┌──
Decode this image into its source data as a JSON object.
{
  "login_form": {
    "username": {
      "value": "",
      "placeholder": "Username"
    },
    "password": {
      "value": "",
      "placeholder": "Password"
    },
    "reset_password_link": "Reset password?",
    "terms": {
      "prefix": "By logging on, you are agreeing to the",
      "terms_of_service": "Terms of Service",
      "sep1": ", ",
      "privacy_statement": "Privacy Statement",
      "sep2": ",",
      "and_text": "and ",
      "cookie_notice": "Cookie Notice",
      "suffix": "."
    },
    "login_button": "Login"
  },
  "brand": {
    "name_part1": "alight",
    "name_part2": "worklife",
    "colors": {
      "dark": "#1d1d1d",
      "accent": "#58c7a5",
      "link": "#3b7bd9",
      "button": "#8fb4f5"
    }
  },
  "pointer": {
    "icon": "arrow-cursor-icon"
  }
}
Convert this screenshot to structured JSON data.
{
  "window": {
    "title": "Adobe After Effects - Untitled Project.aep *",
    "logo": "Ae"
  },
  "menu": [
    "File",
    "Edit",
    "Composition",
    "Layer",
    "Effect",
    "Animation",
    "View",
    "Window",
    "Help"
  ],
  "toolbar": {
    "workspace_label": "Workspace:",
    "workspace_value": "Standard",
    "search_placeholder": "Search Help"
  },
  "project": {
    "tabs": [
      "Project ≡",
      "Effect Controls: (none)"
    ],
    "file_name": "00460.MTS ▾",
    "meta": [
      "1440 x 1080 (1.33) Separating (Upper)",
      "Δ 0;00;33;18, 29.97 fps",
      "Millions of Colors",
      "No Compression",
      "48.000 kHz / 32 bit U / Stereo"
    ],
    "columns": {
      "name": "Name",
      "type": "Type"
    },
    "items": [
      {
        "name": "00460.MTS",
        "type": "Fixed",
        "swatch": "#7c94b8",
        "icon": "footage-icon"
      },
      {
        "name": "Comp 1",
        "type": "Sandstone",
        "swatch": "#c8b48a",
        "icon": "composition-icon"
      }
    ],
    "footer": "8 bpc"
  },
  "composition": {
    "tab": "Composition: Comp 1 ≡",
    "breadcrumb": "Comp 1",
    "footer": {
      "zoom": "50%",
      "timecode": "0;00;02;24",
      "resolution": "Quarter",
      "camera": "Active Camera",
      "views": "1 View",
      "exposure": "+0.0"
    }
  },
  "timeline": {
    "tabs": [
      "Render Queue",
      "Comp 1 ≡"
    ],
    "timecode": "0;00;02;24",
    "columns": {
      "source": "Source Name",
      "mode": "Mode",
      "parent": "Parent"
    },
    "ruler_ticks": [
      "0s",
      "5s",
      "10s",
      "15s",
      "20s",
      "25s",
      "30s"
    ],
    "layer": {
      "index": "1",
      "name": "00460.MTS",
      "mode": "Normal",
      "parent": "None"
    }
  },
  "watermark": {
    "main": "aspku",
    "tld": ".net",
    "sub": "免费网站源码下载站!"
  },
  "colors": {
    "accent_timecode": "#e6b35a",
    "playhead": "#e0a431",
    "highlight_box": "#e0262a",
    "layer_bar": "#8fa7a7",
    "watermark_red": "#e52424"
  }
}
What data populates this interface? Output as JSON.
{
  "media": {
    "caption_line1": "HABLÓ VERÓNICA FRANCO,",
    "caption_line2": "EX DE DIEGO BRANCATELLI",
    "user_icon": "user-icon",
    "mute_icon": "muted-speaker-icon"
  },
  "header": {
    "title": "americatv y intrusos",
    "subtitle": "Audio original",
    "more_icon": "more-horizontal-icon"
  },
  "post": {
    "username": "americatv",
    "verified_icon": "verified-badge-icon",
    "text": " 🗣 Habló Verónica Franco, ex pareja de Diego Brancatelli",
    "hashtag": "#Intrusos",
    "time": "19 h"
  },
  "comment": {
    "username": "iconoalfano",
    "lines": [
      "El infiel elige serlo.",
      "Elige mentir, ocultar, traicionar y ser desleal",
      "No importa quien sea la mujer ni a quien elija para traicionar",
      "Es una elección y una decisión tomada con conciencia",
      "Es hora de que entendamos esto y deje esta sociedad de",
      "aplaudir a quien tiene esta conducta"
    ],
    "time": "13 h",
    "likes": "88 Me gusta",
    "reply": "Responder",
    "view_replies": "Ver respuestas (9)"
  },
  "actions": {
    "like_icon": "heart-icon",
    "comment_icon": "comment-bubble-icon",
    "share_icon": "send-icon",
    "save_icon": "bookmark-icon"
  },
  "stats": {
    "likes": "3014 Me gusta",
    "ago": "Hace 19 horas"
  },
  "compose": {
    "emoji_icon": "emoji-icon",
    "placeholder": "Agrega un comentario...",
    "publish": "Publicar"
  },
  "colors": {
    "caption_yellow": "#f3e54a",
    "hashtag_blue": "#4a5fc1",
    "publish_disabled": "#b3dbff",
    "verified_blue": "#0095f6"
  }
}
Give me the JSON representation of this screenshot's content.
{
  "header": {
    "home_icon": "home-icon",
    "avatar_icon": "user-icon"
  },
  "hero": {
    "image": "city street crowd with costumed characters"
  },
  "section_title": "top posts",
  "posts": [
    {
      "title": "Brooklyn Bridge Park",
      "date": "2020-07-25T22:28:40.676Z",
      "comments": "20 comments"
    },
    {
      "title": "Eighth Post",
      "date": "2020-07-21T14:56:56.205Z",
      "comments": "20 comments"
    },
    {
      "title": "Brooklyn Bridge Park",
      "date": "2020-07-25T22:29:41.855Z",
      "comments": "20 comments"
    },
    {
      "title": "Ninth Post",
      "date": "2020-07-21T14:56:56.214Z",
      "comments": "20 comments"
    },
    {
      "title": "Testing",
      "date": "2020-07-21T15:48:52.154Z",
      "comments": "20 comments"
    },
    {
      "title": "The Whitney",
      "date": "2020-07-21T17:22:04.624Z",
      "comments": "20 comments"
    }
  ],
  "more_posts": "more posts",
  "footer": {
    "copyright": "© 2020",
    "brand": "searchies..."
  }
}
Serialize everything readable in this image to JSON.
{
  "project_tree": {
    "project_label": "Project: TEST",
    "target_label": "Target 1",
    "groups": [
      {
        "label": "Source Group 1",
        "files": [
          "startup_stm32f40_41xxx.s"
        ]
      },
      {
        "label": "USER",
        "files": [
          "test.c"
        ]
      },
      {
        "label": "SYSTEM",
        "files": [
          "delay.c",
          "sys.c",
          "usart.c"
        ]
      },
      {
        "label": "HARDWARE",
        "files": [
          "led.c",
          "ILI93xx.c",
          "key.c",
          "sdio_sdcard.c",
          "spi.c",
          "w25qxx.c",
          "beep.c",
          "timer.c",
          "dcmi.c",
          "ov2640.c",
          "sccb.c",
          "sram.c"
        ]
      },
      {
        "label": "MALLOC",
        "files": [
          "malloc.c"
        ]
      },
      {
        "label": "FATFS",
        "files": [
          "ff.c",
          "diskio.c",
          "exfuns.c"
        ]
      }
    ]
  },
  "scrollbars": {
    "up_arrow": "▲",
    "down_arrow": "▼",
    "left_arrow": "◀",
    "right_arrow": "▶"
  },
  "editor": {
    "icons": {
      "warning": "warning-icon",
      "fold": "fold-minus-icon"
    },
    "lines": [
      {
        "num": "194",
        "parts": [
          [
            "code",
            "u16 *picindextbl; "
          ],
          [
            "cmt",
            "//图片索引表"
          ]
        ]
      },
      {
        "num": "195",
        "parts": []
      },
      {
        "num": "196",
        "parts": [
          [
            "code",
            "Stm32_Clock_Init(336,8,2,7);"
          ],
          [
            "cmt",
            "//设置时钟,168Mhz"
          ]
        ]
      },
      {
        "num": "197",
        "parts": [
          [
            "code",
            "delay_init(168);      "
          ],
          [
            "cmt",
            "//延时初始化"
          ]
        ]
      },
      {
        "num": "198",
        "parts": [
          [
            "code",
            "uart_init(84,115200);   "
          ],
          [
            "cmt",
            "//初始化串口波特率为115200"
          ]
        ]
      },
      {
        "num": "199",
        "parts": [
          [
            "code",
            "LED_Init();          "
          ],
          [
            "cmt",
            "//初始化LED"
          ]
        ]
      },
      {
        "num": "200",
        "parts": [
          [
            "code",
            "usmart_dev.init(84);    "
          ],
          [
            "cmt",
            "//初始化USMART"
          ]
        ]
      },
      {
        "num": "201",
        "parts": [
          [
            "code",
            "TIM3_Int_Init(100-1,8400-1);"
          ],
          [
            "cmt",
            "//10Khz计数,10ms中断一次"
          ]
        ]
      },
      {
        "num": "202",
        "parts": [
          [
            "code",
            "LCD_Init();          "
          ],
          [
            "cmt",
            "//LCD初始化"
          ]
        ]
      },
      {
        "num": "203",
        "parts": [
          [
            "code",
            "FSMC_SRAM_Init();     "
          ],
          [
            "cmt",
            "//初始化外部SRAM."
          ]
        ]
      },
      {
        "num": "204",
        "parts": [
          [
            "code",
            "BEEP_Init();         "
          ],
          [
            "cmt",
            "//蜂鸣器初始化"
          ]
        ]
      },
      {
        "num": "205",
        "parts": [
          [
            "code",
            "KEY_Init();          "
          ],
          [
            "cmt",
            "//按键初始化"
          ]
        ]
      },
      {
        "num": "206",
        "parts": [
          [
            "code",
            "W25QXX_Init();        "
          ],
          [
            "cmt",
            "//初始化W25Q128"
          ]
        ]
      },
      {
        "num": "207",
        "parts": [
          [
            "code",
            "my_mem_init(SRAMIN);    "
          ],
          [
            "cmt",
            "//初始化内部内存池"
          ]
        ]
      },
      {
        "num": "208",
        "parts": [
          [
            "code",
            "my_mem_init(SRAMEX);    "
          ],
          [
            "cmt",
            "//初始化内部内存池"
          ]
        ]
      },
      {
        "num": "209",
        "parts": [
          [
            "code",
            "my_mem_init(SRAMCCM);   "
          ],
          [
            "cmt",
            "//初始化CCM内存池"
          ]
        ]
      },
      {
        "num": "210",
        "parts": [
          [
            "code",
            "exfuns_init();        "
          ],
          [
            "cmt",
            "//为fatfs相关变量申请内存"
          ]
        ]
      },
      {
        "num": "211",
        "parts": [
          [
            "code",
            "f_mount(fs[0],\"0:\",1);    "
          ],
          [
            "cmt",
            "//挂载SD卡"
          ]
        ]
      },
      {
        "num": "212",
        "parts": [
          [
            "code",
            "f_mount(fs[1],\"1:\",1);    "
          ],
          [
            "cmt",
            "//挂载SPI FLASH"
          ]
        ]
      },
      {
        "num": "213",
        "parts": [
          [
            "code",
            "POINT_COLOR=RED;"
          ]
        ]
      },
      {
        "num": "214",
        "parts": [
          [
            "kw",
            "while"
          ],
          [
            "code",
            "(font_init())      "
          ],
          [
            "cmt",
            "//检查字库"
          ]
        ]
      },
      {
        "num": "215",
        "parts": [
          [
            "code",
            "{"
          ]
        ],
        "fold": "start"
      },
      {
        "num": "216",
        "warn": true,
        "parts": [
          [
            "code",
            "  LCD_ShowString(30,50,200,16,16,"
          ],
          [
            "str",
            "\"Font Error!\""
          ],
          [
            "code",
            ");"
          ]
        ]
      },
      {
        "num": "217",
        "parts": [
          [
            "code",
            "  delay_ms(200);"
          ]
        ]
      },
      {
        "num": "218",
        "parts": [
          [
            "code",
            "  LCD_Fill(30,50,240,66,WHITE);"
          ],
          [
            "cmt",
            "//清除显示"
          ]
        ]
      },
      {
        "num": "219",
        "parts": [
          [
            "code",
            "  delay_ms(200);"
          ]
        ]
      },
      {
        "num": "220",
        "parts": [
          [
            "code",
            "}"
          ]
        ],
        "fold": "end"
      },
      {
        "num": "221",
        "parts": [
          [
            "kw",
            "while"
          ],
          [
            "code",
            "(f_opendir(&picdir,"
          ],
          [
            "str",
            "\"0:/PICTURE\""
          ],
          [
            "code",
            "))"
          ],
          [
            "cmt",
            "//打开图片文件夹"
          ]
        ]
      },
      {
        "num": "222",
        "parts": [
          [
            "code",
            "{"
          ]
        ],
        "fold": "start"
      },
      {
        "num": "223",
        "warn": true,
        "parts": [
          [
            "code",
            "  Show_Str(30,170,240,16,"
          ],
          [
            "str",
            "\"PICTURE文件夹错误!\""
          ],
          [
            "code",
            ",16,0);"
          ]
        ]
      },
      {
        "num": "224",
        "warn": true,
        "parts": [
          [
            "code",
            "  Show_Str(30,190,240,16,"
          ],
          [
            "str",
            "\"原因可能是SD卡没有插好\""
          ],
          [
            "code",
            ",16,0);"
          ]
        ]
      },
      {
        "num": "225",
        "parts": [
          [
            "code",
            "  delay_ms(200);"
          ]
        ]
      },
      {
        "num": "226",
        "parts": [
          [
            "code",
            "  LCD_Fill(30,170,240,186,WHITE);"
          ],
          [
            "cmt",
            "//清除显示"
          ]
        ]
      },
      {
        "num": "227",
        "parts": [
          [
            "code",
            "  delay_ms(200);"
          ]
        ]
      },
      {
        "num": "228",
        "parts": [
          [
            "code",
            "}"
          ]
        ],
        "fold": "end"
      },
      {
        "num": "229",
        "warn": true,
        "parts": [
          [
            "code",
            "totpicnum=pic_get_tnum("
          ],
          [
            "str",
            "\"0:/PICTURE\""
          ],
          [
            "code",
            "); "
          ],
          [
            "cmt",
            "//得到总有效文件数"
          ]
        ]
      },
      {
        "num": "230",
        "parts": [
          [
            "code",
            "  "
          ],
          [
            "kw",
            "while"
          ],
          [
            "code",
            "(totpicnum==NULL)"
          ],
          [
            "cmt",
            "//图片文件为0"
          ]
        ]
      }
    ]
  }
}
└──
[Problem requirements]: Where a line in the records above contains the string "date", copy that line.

[Your response]:
      "date": "2020-07-25T22:28:40.676Z",
      "date": "2020-07-21T14:56:56.205Z",
      "date": "2020-07-25T22:29:41.855Z",
      "date": "2020-07-21T14:56:56.214Z",
      "date": "2020-07-21T15:48:52.154Z",
      "date": "2020-07-21T17:22:04.624Z",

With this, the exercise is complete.